-- EXERCISE PROMPT --
Print out the entire listing verbatim.

-- SOURCE RECORDS --
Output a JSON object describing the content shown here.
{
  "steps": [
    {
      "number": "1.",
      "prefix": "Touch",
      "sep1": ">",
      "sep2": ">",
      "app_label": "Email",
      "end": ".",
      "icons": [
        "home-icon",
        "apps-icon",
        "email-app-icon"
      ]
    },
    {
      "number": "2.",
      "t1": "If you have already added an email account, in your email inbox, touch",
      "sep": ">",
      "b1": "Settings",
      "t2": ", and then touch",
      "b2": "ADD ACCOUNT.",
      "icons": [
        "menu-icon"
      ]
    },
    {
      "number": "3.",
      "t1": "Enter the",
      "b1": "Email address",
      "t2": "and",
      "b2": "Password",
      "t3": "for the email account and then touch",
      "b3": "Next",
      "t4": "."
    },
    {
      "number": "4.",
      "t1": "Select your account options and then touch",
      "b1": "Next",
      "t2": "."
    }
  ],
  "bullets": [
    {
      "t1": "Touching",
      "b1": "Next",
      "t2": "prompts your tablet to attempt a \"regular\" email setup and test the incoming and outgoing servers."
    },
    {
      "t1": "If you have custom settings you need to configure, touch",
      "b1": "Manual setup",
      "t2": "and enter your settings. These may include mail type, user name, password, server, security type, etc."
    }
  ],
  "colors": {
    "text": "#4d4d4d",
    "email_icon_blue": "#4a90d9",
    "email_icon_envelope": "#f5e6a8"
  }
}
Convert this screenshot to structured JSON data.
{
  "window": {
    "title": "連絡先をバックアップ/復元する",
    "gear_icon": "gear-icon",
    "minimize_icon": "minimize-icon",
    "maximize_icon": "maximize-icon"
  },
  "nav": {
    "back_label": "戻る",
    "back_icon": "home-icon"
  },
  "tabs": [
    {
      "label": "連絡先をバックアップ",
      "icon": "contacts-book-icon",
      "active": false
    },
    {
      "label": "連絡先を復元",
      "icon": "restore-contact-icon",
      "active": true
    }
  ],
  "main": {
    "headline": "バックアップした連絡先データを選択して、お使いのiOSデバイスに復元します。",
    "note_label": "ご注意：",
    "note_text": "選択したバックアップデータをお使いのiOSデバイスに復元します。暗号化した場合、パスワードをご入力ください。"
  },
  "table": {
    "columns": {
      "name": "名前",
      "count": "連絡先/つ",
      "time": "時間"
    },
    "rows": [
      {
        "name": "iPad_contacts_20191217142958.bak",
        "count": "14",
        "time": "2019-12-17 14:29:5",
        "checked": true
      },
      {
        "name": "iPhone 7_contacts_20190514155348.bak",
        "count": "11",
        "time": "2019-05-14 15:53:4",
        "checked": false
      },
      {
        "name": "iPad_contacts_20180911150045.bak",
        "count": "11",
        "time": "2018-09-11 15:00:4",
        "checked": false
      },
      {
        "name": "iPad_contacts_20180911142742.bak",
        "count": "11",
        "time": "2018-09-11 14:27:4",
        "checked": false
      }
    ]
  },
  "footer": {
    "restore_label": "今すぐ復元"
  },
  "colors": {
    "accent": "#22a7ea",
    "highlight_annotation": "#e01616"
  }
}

-- OUTPUT FOR THIS TASK --
Output a JSON object describing the content shown here.
{
  "steps": [
    {
      "number": "1.",
      "prefix": "Touch",
      "sep1": ">",
      "sep2": ">",
      "app_label": "Email",
      "end": ".",
      "icons": [
        "home-icon",
        "apps-icon",
        "email-app-icon"
      ]
    },
    {
      "number": "2.",
      "t1": "If you have already added an email account, in your email inbox, touch",
      "sep": ">",
      "b1": "Settings",
      "t2": ", and then touch",
      "b2": "ADD ACCOUNT.",
      "icons": [
        "menu-icon"
      ]
    },
    {
      "number": "3.",
      "t1": "Enter the",
      "b1": "Email address",
      "t2": "and",
      "b2": "Password",
      "t3": "for the email account and then touch",
      "b3": "Next",
      "t4": "."
    },
    {
      "number": "4.",
      "t1": "Select your account options and then touch",
      "b1": "Next",
      "t2": "."
    }
  ],
  "bullets": [
    {
      "t1": "Touching",
      "b1": "Next",
      "t2": "prompts your tablet to attempt a \"regular\" email setup and test the incoming and outgoing servers."
    },
    {
      "t1": "If you have custom settings you need to configure, touch",
      "b1": "Manual setup",
      "t2": "and enter your settings. These may include mail type, user name, password, server, security type, etc."
    }
  ],
  "colors": {
    "text": "#4d4d4d",
    "email_icon_blue": "#4a90d9",
    "email_icon_envelope": "#f5e6a8"
  }
}
Convert this screenshot to structured JSON data.
{
  "window": {
    "title": "連絡先をバックアップ/復元する",
    "gear_icon": "gear-icon",
    "minimize_icon": "minimize-icon",
    "maximize_icon": "maximize-icon"
  },
  "nav": {
    "back_label": "戻る",
    "back_icon": "home-icon"
  },
  "tabs": [
    {
      "label": "連絡先をバックアップ",
      "icon": "contacts-book-icon",
      "active": false
    },
    {
      "label": "連絡先を復元",
      "icon": "restore-contact-icon",
      "active": true
    }
  ],
  "main": {
    "headline": "バックアップした連絡先データを選択して、お使いのiOSデバイスに復元します。",
    "note_label": "ご注意：",
    "note_text": "選択したバックアップデータをお使いのiOSデバイスに復元します。暗号化した場合、パスワードをご入力ください。"
  },
  "table": {
    "columns": {
      "name": "名前",
      "count": "連絡先/つ",
      "time": "時間"
    },
    "rows": [
      {
        "name": "iPad_contacts_20191217142958.bak",
        "count": "14",
        "time": "2019-12-17 14:29:5",
        "checked": true
      },
      {
        "name": "iPhone 7_contacts_20190514155348.bak",
        "count": "11",
        "time": "2019-05-14 15:53:4",
        "checked": false
      },
      {
        "name": "iPad_contacts_20180911150045.bak",
        "count": "11",
        "time": "2018-09-11 15:00:4",
        "checked": false
      },
      {
        "name": "iPad_contacts_20180911142742.bak",
        "count": "11",
        "time": "2018-09-11 14:27:4",
        "checked": false
      }
    ]
  },
  "footer": {
    "restore_label": "今すぐ復元"
  },
  "colors": {
    "accent": "#22a7ea",
    "highlight_annotation": "#e01616"
  }
}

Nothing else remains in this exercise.